(Problem to work on): The answer must be every line below that holds the word "value".

(Data for analysis):
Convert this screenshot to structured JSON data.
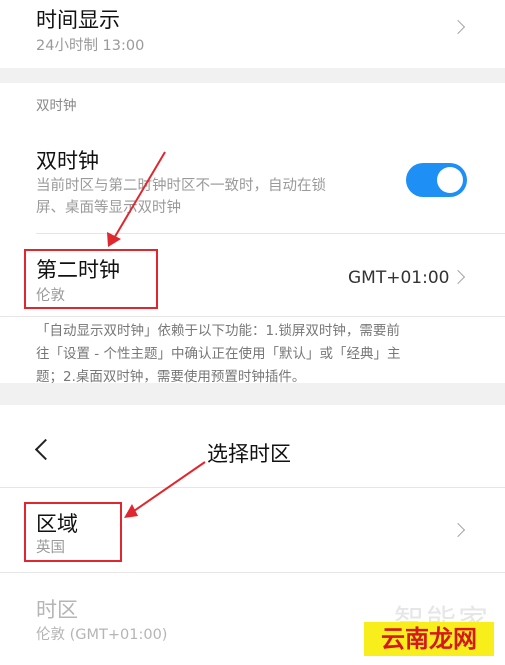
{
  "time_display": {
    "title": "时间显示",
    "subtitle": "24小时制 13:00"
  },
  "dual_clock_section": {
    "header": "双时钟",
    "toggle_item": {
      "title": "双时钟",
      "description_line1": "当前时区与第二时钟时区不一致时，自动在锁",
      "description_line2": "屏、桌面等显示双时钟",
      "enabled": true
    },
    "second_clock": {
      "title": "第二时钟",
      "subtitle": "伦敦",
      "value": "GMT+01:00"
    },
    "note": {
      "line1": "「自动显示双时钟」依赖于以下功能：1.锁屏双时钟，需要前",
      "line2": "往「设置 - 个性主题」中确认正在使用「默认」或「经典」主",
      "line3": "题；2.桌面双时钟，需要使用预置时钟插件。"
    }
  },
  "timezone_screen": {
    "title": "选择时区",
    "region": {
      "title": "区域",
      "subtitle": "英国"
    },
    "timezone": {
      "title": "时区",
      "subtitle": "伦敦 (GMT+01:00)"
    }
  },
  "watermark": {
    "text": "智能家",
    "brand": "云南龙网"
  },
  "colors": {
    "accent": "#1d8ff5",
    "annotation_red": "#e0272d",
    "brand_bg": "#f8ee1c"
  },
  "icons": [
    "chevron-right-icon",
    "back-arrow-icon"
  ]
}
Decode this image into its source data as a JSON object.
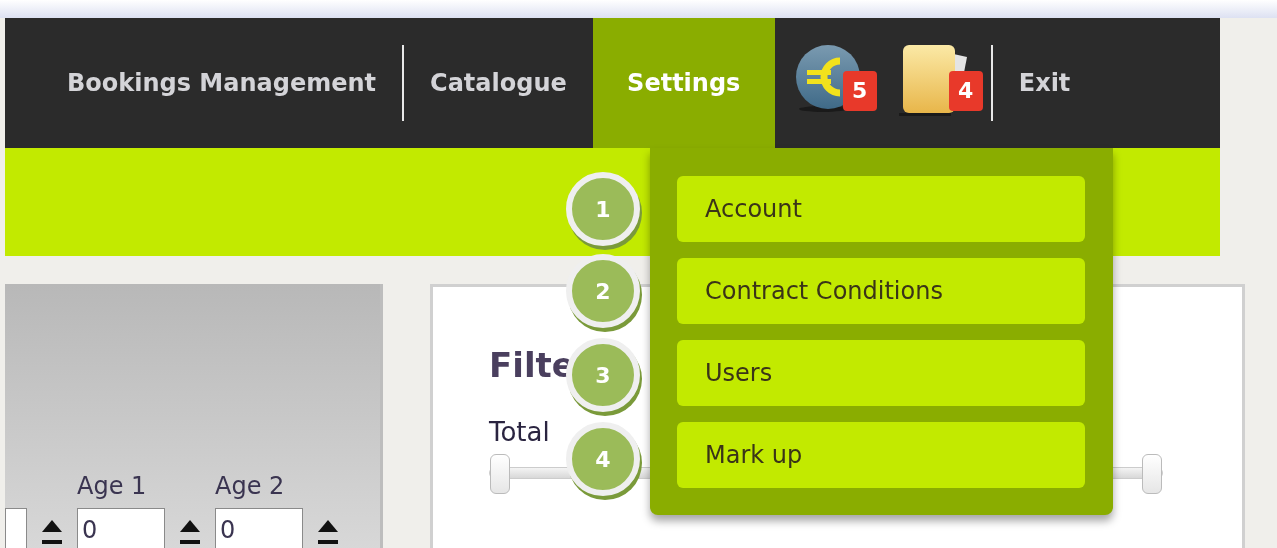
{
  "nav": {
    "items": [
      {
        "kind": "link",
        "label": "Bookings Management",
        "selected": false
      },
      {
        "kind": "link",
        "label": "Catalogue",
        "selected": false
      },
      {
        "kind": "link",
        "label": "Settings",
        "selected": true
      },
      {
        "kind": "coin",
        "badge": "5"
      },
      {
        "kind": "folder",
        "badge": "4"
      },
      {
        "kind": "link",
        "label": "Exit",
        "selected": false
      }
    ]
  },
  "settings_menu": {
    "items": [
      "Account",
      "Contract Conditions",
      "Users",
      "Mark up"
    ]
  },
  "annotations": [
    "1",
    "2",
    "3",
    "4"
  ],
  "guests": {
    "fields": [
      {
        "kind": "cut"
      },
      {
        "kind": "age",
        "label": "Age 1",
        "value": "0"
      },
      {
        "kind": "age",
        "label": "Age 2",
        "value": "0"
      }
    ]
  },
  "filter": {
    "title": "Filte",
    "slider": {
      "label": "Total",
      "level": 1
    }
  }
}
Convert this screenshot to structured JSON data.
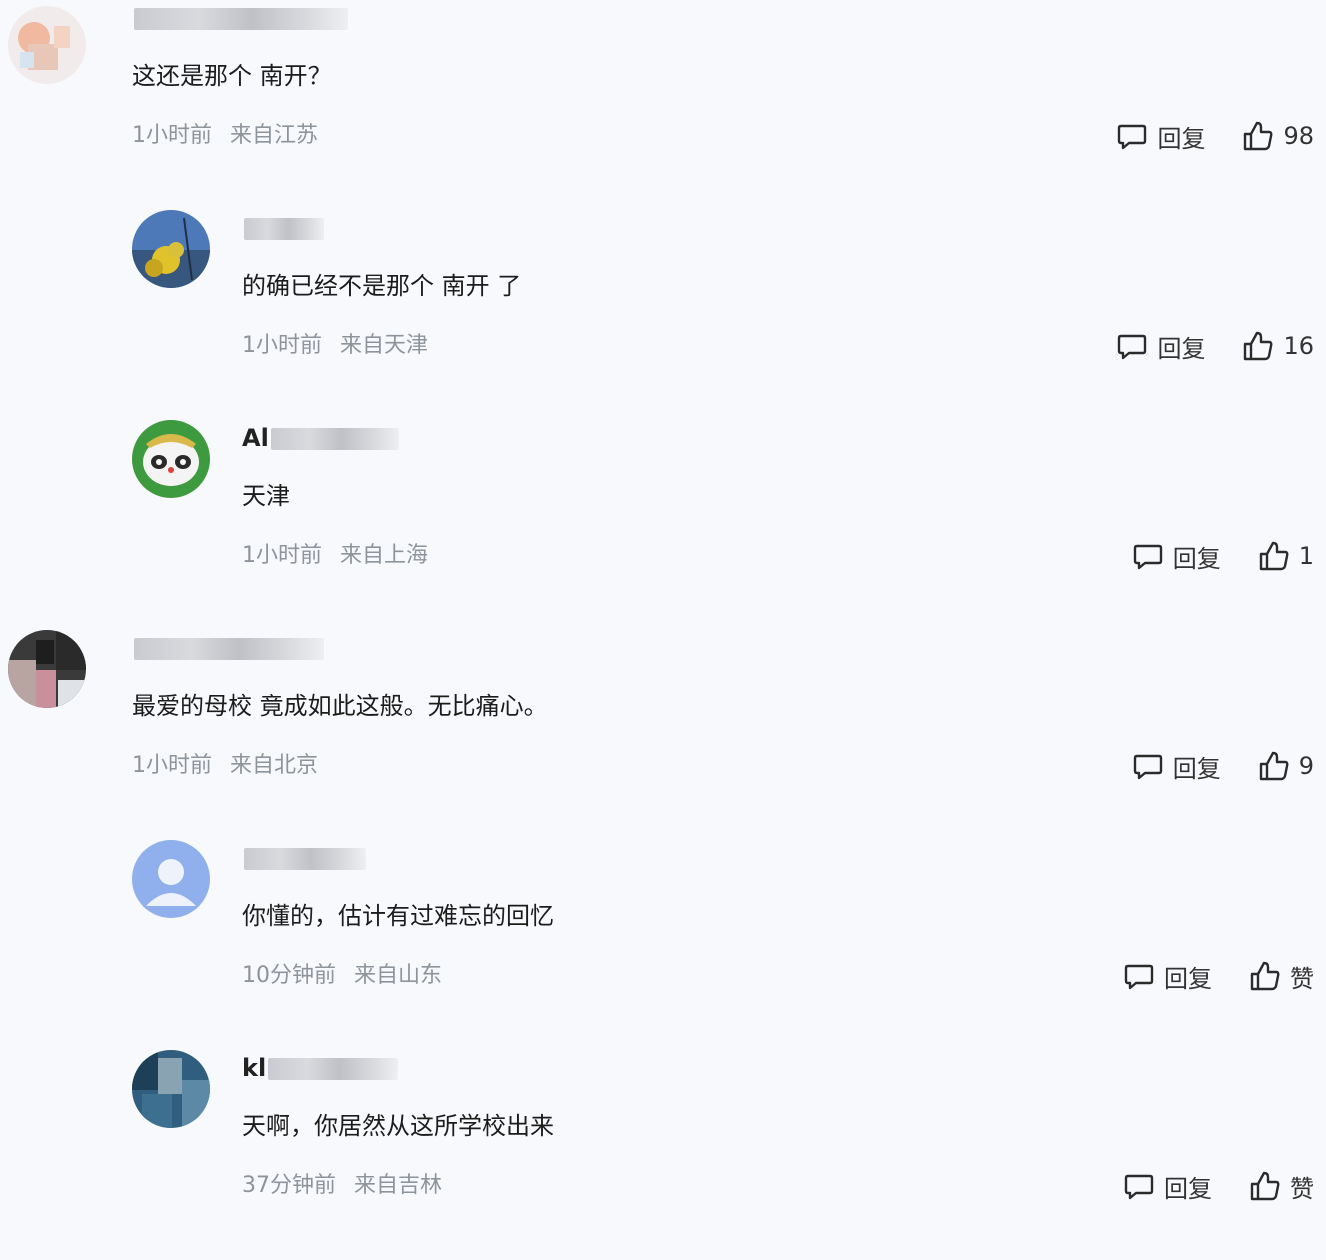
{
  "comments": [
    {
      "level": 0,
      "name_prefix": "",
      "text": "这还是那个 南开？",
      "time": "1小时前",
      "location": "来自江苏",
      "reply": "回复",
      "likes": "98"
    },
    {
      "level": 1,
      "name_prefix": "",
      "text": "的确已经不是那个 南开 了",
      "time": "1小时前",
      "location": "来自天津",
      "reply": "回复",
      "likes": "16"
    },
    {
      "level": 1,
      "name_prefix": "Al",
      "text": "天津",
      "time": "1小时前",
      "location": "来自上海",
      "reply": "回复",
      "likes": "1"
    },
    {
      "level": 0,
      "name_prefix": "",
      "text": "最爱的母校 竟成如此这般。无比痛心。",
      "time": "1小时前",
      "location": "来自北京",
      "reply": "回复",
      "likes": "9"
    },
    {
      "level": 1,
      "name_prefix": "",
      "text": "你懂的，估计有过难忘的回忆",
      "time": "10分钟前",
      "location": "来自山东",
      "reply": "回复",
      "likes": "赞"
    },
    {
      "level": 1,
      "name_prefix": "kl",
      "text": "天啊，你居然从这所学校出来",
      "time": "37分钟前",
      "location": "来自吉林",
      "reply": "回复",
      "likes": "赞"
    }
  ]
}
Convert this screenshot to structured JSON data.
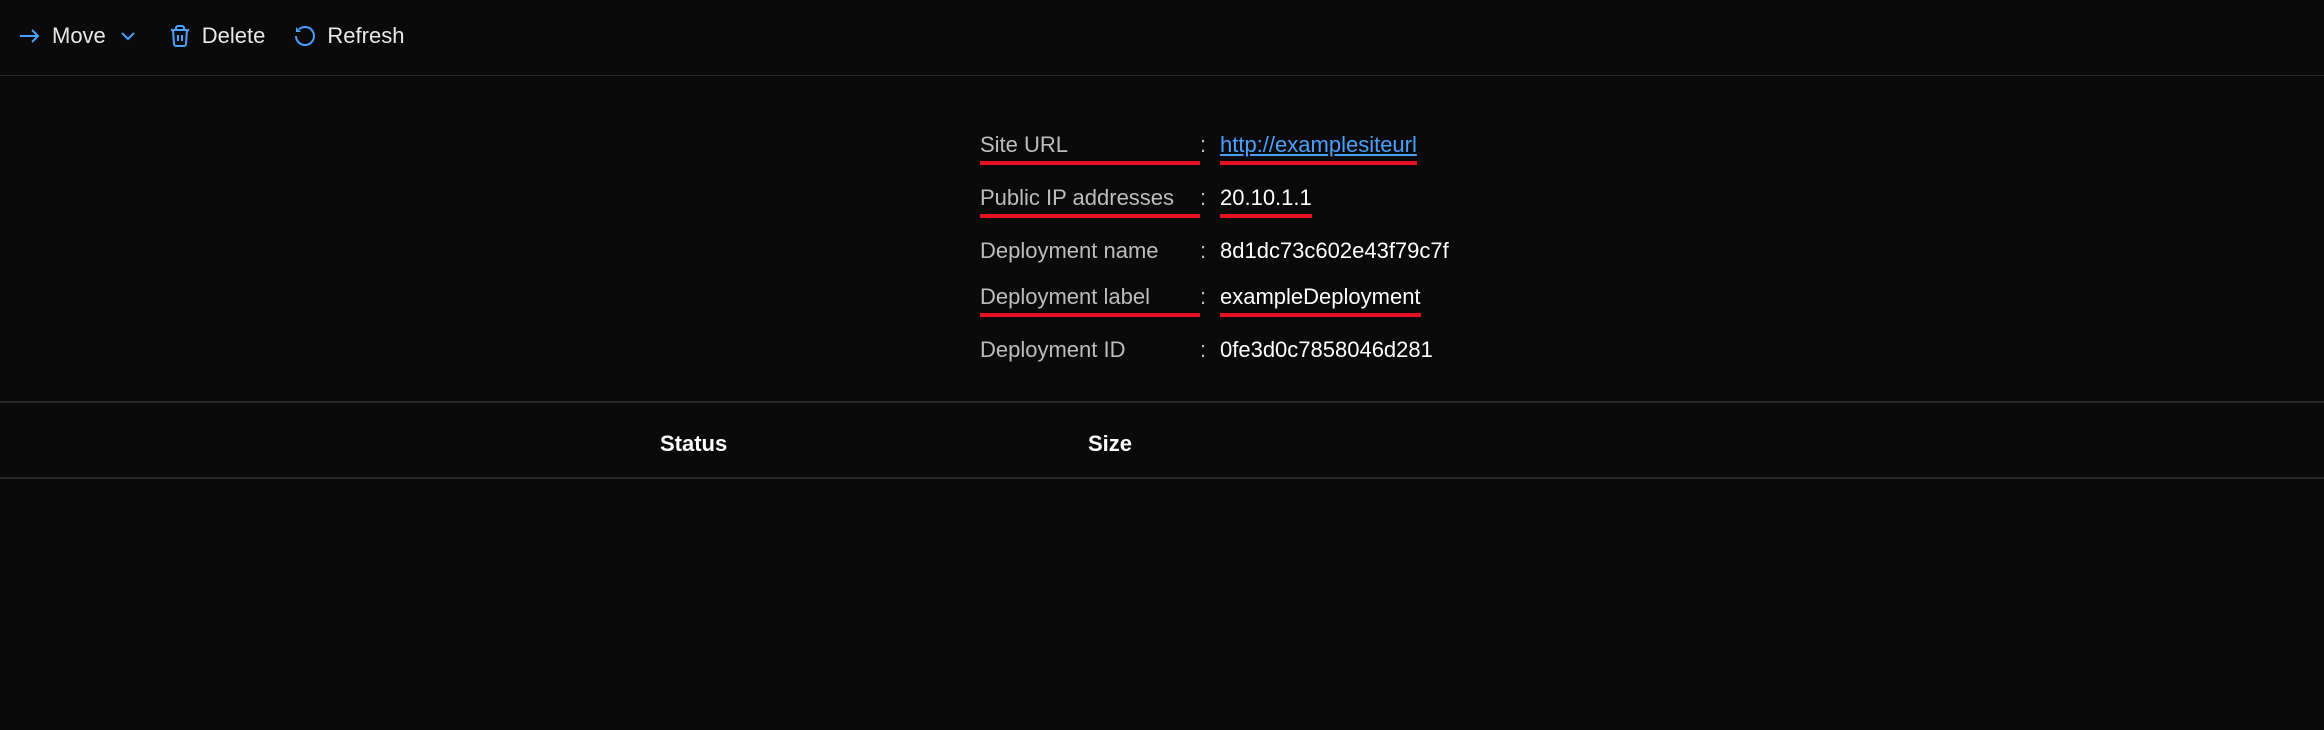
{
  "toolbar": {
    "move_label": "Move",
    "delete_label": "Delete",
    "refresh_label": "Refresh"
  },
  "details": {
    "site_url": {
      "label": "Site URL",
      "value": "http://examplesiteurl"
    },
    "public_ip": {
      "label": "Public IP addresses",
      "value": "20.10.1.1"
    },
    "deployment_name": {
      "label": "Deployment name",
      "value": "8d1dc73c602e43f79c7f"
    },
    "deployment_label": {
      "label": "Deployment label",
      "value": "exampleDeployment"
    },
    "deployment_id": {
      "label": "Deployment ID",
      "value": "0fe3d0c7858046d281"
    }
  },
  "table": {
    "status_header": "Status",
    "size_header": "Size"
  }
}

(Answer box):
      "value": "GMT+01:00"
        "value": "0"
        "value": "0"
      "value": "http://examplesiteurl"
      "value": "20.10.1.1"
      "value": "8d1dc73c602e43f79c7f"
      "value": "exampleDeployment"
      "value": "0fe3d0c7858046d281"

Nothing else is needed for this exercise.